Institutional review board statement: The study was reviewed and approved by the Ethics Committee of National Cancer Center/Cancer Hospital, Chinese Academy of Medical Science and Peking Union Medical College.
Informed consent statement: Patients were not required to give informed consent to the study as the analysis used anonymous data that were obtained after each patient agreed to treatment by written consent.
Conflict-of-interest statement: All authors have no conflict of interest related to the manuscript.
Data sharing statement: The original anonymous dataset is available on request from the corresponding author at yingtaichen@126.com.
STROBE statement: The authors have read the STROBE Statement-checklist of items, and the manuscript was prepared and revised according to the STROBE Statement-checklist of items.
Open-Access: This article is an open-access article that was selected by an in-house editor and fully peer-reviewed by external reviewers. It is distributed in accordance with the Creative Commons Attribution NonCommercial (CC BY-NC 4.0) license, which permits others to distribute, remix, adapt, build upon this work non-commercially, and license their derivative works on different terms, provided the original work is properly cited and the use is non-commercial. See: http://creativecommons.org/licenses/by-nc/4.0/
Corresponding author: Ying-Tai Chen, MD, Professor, National Cancer Center/National Clinical Research Center for Cancer/Cancer Hospital, Chinese Academy of Medical Sciences and Peking Union Medical College, 17 Panjiayuan Nanli, Beijing 100021, China. yingtaichen@126.com
Received: December 18, 2019
Peer-review started: December 18, 2019
First decision: January 12, 2020
Revised: March 5, 2020
Accepted: March 19, 2020
Article in press: March 19, 2020
Published online: April 14, 2020
Abstract
BACKGROUND

Lifestyle factors such as body mass index (BMI), alcohol drinking, and cigarette smoking, are likely to impact the prognosis of gastric cancer, but the evidence has been inconsistent.

AIM

To investigate the association of lifestyle factors and long-term prognosis of gastric cancer patients in the China National Cancer Center.

METHODS

Patients with gastric cancer were identified from the China National Cancer Center Gastric Cancer Database 1998-2018. Survival analysis was performed via Kaplan-Meier estimates and Cox proportional hazards models.

RESULTS
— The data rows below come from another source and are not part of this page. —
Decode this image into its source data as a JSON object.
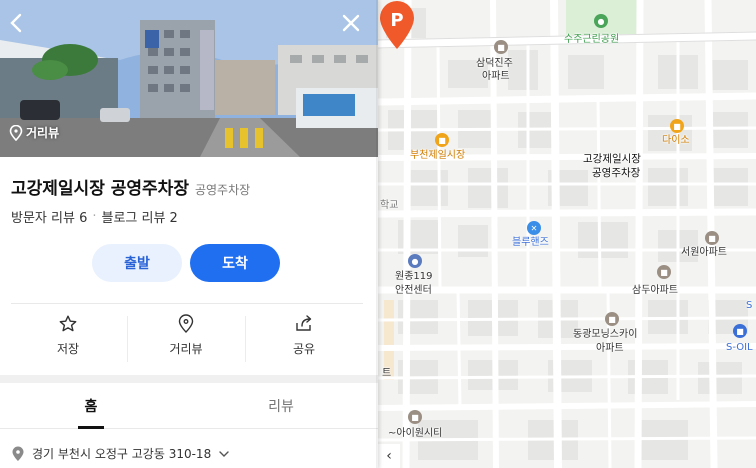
{
  "map": {
    "labels": {
      "park": "수주근린공원",
      "apt1_line1": "삼덕진주",
      "apt1_line2": "아파트",
      "market": "부천제일시장",
      "daiso": "다이소",
      "pin_line1": "고강제일시장",
      "pin_line2": "공영주차장",
      "school": "학교",
      "bluehands": "블루핸즈",
      "seowon_apt": "서원아파트",
      "fire_line1": "원종119",
      "fire_line2": "안전센터",
      "samdu_apt": "삼두아파트",
      "donggwang_line1": "동광모닝스카이",
      "donggwang_line2": "아파트",
      "soil": "S-OIL",
      "s_edge": "S",
      "ite": "트",
      "icity": "~아이원시티"
    },
    "pin_letter": "P",
    "colors": {
      "pin": "#f05a2a",
      "park": "#dbeed6",
      "road": "#ffffff"
    },
    "collapse_icon": "chevron-left-icon"
  },
  "panel": {
    "photo": {
      "back_icon": "chevron-left-icon",
      "close_icon": "close-icon",
      "roadview_label": "거리뷰"
    },
    "place_name": "고강제일시장 공영주차장",
    "category": "공영주차장",
    "visitor_review": "방문자 리뷰 6",
    "blog_review": "블로그 리뷰 2",
    "buttons": {
      "depart": "출발",
      "arrive": "도착"
    },
    "actions": [
      {
        "label": "저장",
        "icon": "star-icon"
      },
      {
        "label": "거리뷰",
        "icon": "location-pin-icon"
      },
      {
        "label": "공유",
        "icon": "share-icon"
      }
    ],
    "tabs": [
      {
        "label": "홈",
        "active": true
      },
      {
        "label": "리뷰",
        "active": false
      }
    ],
    "address": "경기 부천시 오정구 고강동 310-18",
    "colors": {
      "accent": "#1f6ff0",
      "accent_light": "#e8f1fd"
    }
  }
}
In this study, we reviewed 18441 cases of gastric cancer. Individuals who were overweight or obese were associated with a positive smoking and drinking history (P = 0.002 and P < 0.001, respectively). Current smokers were more likely to be current alcohol drinkers (61.3% vs 10.1% vs 43.2% for current, never, and former smokers, respectively, P < 0.001). Multivariable results indicated that BMI at diagnosis had no significant effect on prognosis. In gastrectomy patients, factors independently associated with poor survival included older age (HR = 1.20, 95%CI: 1.05-1.38, P = 0.001), any weight loss (P < 0.001), smoking history of more than 30 years (HR = 1.14, 95%CI: 1.04-1.24, P = 0.004), and increasing pTNM stage (P < 0.001).
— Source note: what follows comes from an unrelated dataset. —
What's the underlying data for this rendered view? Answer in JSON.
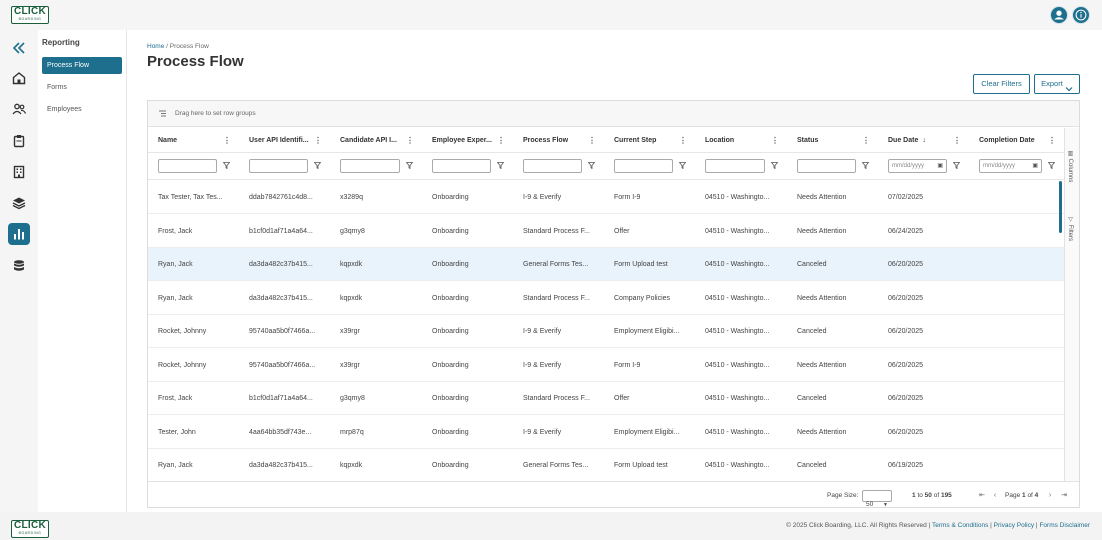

CONCLUSION

In conclusion, our results contribute to a better understanding of lifestyle factors on the overall burden of gastric cancer and long-term prognosis. In these patients, weight loss (both in the 0 to 10% and > 10% groups) but not BMI at diagnosis was related to survival outcomes. With regard to other factors, smoking history of more than 30 years conferred a worse prognosis only in patients who underwent gastrectomy. Extensive efforts are needed to elucidate mechanisms targeting the complex effects of lifestyle factors.

Keywords: Gastric cancer, Lifestyle factors, Prognosis, Cohort study, Body mass index, Cigarette smoking

Core tip: Lifestyle factors are likely to impact the prognosis of gastric cancer, but the evidence has been inconsistent. We conducted a single-center, large-scale bidirectional cohort study to investigate the association of lifestyle factors with long-term prognosis in patients with gastric cancer in China. Among these patients, weight loss but not body mass index at diagnosis, was related to survival outcomes. With regard to other factors, smoking history of more than 30 years conferred a worse prognosis only in patients who underwent gastrectomy.